[Records from a dataset]
+++++
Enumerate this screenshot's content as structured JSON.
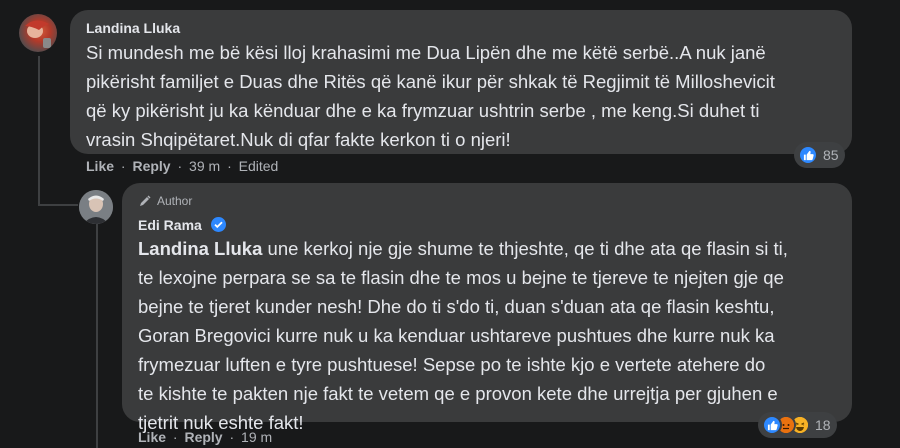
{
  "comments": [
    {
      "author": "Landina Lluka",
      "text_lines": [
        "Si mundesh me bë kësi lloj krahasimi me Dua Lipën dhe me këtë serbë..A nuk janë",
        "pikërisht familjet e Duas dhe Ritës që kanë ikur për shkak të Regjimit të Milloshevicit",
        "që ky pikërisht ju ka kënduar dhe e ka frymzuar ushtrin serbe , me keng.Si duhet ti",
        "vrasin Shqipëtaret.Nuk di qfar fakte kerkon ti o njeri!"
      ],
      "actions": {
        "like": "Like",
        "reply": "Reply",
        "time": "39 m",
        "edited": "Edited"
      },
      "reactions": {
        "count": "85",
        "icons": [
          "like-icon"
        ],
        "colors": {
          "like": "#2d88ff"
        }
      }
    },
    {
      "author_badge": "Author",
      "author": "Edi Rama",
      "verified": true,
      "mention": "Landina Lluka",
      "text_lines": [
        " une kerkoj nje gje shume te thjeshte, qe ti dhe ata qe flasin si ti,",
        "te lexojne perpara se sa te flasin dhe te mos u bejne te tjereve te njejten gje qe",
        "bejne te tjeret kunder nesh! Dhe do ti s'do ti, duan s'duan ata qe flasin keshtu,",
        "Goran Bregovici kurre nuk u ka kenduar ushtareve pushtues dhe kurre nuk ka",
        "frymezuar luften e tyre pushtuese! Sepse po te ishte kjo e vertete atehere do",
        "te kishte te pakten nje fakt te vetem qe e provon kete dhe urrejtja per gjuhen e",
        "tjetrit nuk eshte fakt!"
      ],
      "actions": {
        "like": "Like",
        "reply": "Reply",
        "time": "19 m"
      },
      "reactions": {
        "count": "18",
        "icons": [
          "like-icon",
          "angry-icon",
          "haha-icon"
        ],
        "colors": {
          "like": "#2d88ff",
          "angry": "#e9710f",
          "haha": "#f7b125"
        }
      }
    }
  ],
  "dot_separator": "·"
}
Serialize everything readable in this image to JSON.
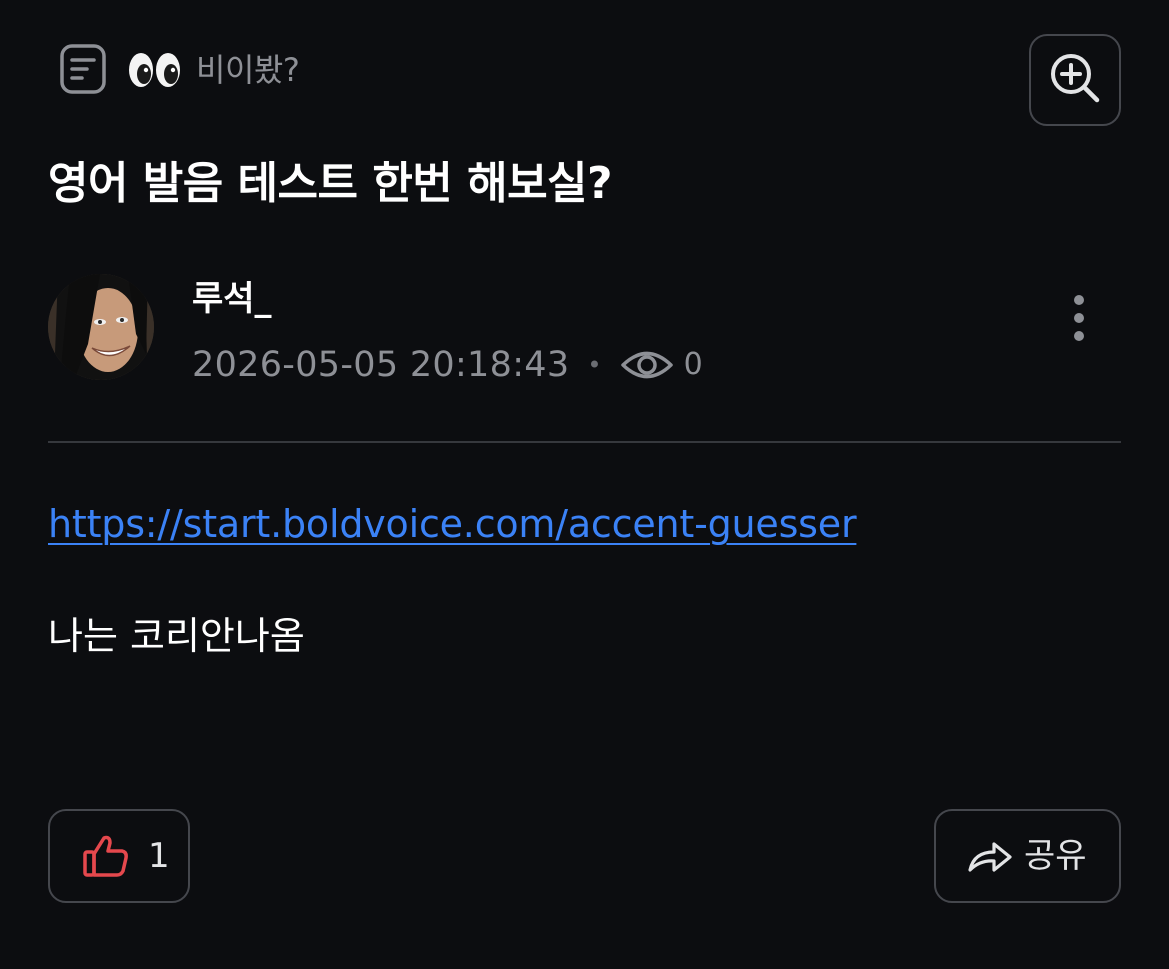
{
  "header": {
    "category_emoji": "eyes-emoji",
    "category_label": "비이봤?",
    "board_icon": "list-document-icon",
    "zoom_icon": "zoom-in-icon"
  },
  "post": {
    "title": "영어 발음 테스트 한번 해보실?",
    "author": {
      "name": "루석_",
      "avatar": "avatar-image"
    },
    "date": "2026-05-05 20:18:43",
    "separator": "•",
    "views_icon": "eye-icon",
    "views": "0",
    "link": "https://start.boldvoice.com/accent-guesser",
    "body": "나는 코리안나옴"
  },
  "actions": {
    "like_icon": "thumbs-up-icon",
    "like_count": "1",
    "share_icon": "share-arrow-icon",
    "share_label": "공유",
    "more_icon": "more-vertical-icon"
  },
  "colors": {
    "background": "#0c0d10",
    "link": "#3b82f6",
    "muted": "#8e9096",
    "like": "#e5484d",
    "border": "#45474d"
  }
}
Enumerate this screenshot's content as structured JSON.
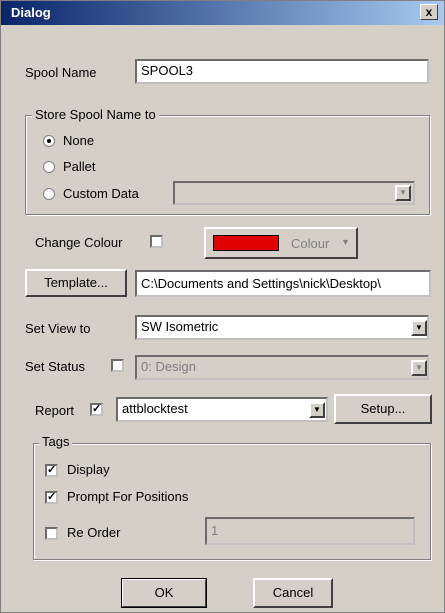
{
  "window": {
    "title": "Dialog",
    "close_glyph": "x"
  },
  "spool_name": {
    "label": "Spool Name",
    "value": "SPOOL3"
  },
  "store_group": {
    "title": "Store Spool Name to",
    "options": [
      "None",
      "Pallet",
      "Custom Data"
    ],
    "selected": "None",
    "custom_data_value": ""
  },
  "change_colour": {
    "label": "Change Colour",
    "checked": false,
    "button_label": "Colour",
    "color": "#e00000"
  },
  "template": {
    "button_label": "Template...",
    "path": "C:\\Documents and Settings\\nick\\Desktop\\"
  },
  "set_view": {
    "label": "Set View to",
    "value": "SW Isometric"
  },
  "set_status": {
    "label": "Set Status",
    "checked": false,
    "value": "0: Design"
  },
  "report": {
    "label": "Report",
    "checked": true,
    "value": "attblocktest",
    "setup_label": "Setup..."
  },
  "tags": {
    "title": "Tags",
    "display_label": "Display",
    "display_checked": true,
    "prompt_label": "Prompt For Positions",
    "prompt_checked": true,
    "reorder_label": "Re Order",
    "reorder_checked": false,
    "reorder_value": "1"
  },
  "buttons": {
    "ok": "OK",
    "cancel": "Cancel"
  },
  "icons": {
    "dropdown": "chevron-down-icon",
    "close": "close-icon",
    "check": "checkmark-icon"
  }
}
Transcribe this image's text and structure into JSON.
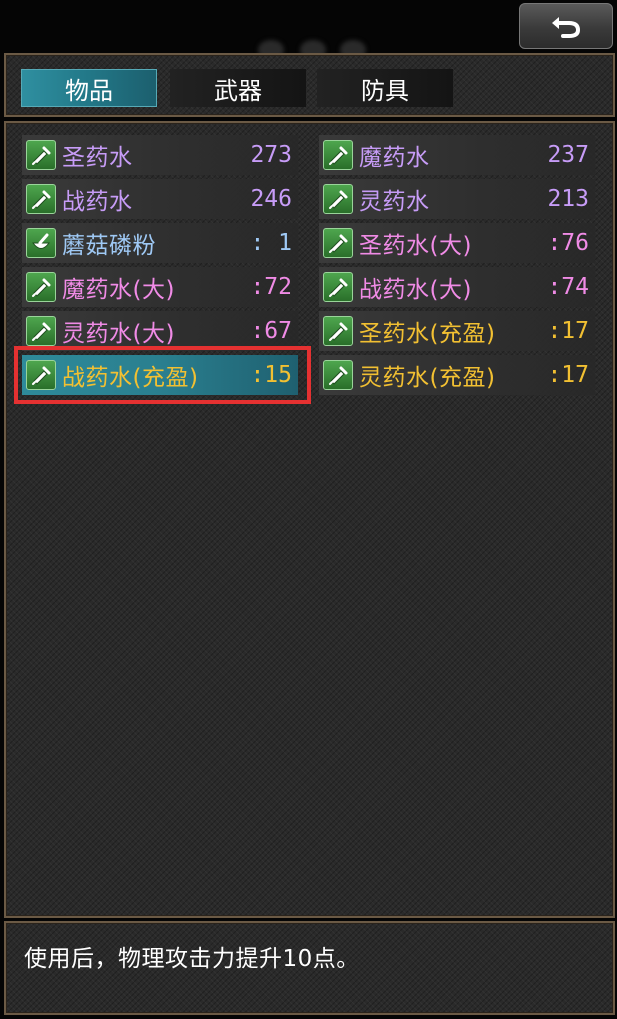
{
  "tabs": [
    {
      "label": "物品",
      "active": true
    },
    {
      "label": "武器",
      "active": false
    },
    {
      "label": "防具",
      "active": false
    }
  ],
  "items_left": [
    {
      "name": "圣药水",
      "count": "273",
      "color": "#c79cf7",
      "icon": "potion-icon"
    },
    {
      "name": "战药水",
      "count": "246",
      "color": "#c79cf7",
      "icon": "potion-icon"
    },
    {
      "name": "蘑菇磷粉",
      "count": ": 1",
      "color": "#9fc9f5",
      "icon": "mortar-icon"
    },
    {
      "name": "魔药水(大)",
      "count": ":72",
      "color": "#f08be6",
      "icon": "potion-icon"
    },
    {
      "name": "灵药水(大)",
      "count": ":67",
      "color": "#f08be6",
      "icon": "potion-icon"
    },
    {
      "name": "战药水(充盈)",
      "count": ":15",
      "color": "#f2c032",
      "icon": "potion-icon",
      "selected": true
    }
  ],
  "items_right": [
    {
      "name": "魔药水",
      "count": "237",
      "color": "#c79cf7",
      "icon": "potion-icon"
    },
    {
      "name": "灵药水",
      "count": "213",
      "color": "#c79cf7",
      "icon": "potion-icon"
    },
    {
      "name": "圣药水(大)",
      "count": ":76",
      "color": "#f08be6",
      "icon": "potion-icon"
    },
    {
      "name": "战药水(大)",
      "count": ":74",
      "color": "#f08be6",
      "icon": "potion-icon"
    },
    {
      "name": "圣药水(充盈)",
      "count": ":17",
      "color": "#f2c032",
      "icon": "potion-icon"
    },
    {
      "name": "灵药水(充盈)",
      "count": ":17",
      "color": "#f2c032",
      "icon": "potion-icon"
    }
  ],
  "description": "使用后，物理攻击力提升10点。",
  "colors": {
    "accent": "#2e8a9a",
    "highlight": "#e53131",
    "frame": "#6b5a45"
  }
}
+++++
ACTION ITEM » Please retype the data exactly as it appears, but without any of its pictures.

YOUR RESPONSE »
Enumerate this screenshot's content as structured JSON.
{
  "comments": [
    {
      "author": "Landina Lluka",
      "text_lines": [
        "Si mundesh me bë kësi lloj krahasimi me Dua Lipën dhe me këtë serbë..A nuk janë",
        "pikërisht familjet e Duas dhe Ritës që kanë ikur për shkak të Regjimit të Milloshevicit",
        "që ky pikërisht ju ka kënduar dhe e ka frymzuar ushtrin serbe , me keng.Si duhet ti",
        "vrasin Shqipëtaret.Nuk di qfar fakte kerkon ti o njeri!"
      ],
      "actions": {
        "like": "Like",
        "reply": "Reply",
        "time": "39 m",
        "edited": "Edited"
      },
      "reactions": {
        "count": "85",
        "icons": [
          "like-icon"
        ],
        "colors": {
          "like": "#2d88ff"
        }
      }
    },
    {
      "author_badge": "Author",
      "author": "Edi Rama",
      "verified": true,
      "mention": "Landina Lluka",
      "text_lines": [
        " une kerkoj nje gje shume te thjeshte, qe ti dhe ata qe flasin si ti,",
        "te lexojne perpara se sa te flasin dhe te mos u bejne te tjereve te njejten gje qe",
        "bejne te tjeret kunder nesh! Dhe do ti s'do ti, duan s'duan ata qe flasin keshtu,",
        "Goran Bregovici kurre nuk u ka kenduar ushtareve pushtues dhe kurre nuk ka",
        "frymezuar luften e tyre pushtuese! Sepse po te ishte kjo e vertete atehere do",
        "te kishte te pakten nje fakt te vetem qe e provon kete dhe urrejtja per gjuhen e",
        "tjetrit nuk eshte fakt!"
      ],
      "actions": {
        "like": "Like",
        "reply": "Reply",
        "time": "19 m"
      },
      "reactions": {
        "count": "18",
        "icons": [
          "like-icon",
          "angry-icon",
          "haha-icon"
        ],
        "colors": {
          "like": "#2d88ff",
          "angry": "#e9710f",
          "haha": "#f7b125"
        }
      }
    }
  ],
  "dot_separator": "·"
}
Serialize everything readable in this image to JSON.
{
  "header": {
    "category_emoji": "eyes-emoji",
    "category_label": "비이봤?",
    "board_icon": "list-document-icon",
    "zoom_icon": "zoom-in-icon"
  },
  "post": {
    "title": "영어 발음 테스트 한번 해보실?",
    "author": {
      "name": "루석_",
      "avatar": "avatar-image"
    },
    "date": "2026-05-05 20:18:43",
    "separator": "•",
    "views_icon": "eye-icon",
    "views": "0",
    "link": "https://start.boldvoice.com/accent-guesser",
    "body": "나는 코리안나옴"
  },
  "actions": {
    "like_icon": "thumbs-up-icon",
    "like_count": "1",
    "share_icon": "share-arrow-icon",
    "share_label": "공유",
    "more_icon": "more-vertical-icon"
  },
  "colors": {
    "background": "#0c0d10",
    "link": "#3b82f6",
    "muted": "#8e9096",
    "like": "#e5484d",
    "border": "#45474d"
  }
}
Enumerate this screenshot's content as structured JSON.
{
  "window": {
    "title": "Dialog",
    "close_glyph": "x"
  },
  "spool_name": {
    "label": "Spool Name",
    "value": "SPOOL3"
  },
  "store_group": {
    "title": "Store Spool Name to",
    "options": [
      "None",
      "Pallet",
      "Custom Data"
    ],
    "selected": "None",
    "custom_data_value": ""
  },
  "change_colour": {
    "label": "Change Colour",
    "checked": false,
    "button_label": "Colour",
    "color": "#e00000"
  },
  "template": {
    "button_label": "Template...",
    "path": "C:\\Documents and Settings\\nick\\Desktop\\"
  },
  "set_view": {
    "label": "Set View to",
    "value": "SW Isometric"
  },
  "set_status": {
    "label": "Set Status",
    "checked": false,
    "value": "0: Design"
  },
  "report": {
    "label": "Report",
    "checked": true,
    "value": "attblocktest",
    "setup_label": "Setup..."
  },
  "tags": {
    "title": "Tags",
    "display_label": "Display",
    "display_checked": true,
    "prompt_label": "Prompt For Positions",
    "prompt_checked": true,
    "reorder_label": "Re Order",
    "reorder_checked": false,
    "reorder_value": "1"
  },
  "buttons": {
    "ok": "OK",
    "cancel": "Cancel"
  },
  "icons": {
    "dropdown": "chevron-down-icon",
    "close": "close-icon",
    "check": "checkmark-icon"
  }
}
Transcribe this image's text and structure into JSON.
{
  "tabs": [
    {
      "label": "物品",
      "active": true
    },
    {
      "label": "武器",
      "active": false
    },
    {
      "label": "防具",
      "active": false
    }
  ],
  "items_left": [
    {
      "name": "圣药水",
      "count": "273",
      "color": "#c79cf7",
      "icon": "potion-icon"
    },
    {
      "name": "战药水",
      "count": "246",
      "color": "#c79cf7",
      "icon": "potion-icon"
    },
    {
      "name": "蘑菇磷粉",
      "count": ": 1",
      "color": "#9fc9f5",
      "icon": "mortar-icon"
    },
    {
      "name": "魔药水(大)",
      "count": ":72",
      "color": "#f08be6",
      "icon": "potion-icon"
    },
    {
      "name": "灵药水(大)",
      "count": ":67",
      "color": "#f08be6",
      "icon": "potion-icon"
    },
    {
      "name": "战药水(充盈)",
      "count": ":15",
      "color": "#f2c032",
      "icon": "potion-icon",
      "selected": true
    }
  ],
  "items_right": [
    {
      "name": "魔药水",
      "count": "237",
      "color": "#c79cf7",
      "icon": "potion-icon"
    },
    {
      "name": "灵药水",
      "count": "213",
      "color": "#c79cf7",
      "icon": "potion-icon"
    },
    {
      "name": "圣药水(大)",
      "count": ":76",
      "color": "#f08be6",
      "icon": "potion-icon"
    },
    {
      "name": "战药水(大)",
      "count": ":74",
      "color": "#f08be6",
      "icon": "potion-icon"
    },
    {
      "name": "圣药水(充盈)",
      "count": ":17",
      "color": "#f2c032",
      "icon": "potion-icon"
    },
    {
      "name": "灵药水(充盈)",
      "count": ":17",
      "color": "#f2c032",
      "icon": "potion-icon"
    }
  ],
  "description": "使用后，物理攻击力提升10点。",
  "colors": {
    "accent": "#2e8a9a",
    "highlight": "#e53131",
    "frame": "#6b5a45"
  }
}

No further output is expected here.